What to produce - Filter the entries below, keeping every line that has the word "this".

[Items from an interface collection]
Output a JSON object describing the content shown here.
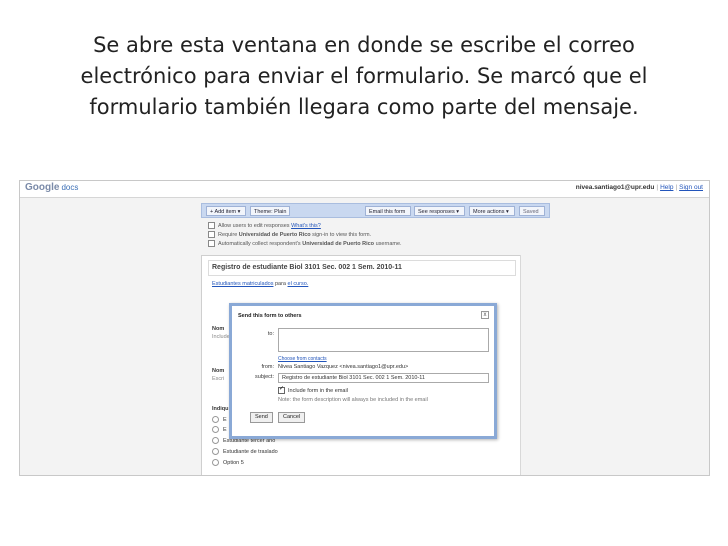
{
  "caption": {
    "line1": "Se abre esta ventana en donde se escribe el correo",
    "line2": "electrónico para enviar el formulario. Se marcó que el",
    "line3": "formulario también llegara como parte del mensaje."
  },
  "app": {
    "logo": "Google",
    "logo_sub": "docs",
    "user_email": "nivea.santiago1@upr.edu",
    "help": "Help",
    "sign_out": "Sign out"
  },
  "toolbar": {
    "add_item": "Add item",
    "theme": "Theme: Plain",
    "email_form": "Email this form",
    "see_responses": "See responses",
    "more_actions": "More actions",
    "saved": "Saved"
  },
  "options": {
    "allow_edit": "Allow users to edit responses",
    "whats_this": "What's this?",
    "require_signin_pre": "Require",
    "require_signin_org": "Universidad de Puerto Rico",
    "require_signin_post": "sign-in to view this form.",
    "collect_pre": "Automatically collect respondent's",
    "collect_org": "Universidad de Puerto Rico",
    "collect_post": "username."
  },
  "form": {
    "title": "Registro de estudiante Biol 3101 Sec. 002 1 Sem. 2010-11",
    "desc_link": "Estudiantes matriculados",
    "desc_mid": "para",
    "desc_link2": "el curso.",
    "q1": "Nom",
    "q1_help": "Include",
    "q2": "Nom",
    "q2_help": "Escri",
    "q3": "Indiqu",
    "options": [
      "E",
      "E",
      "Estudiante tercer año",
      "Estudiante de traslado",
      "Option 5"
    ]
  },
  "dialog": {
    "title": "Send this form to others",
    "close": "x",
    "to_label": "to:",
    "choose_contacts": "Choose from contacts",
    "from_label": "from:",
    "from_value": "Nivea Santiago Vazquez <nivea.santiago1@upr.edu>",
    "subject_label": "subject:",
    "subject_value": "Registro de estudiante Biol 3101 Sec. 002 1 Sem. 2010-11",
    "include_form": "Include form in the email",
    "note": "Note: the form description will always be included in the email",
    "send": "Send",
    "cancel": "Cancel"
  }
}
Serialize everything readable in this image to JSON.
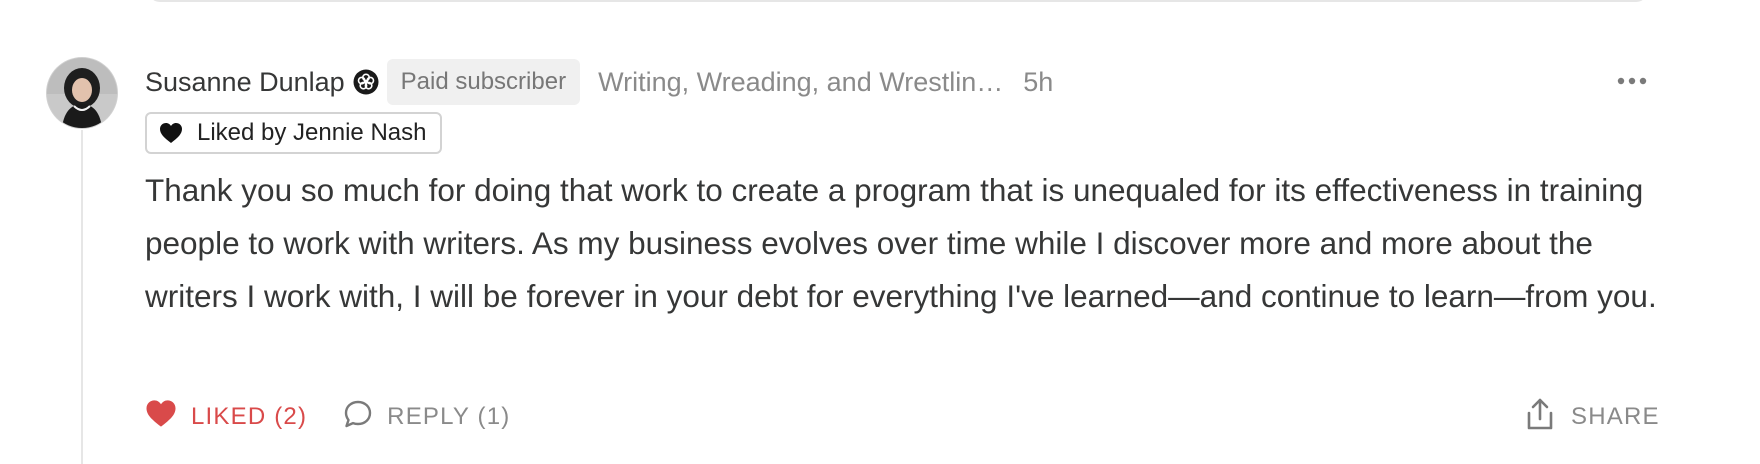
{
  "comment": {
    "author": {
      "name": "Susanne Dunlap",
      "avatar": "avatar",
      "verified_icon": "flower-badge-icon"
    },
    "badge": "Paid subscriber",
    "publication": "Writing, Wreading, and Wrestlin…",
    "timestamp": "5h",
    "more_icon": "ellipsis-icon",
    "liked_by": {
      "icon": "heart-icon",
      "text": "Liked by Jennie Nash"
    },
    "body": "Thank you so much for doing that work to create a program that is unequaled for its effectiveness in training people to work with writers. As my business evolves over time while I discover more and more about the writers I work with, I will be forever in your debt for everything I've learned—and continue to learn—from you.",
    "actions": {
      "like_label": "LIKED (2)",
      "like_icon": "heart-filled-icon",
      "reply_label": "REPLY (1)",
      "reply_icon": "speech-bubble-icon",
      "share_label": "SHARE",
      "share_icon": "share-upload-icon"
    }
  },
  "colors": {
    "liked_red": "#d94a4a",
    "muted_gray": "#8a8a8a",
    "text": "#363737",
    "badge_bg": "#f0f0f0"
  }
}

Exercise answer -
    "email_form": "Email this form",
    "whats_this": "What's this?",
    "require_signin_post": "sign-in to view this form.",
    "title": "Send this form to others",
Serialize everything readable in this image to JSON.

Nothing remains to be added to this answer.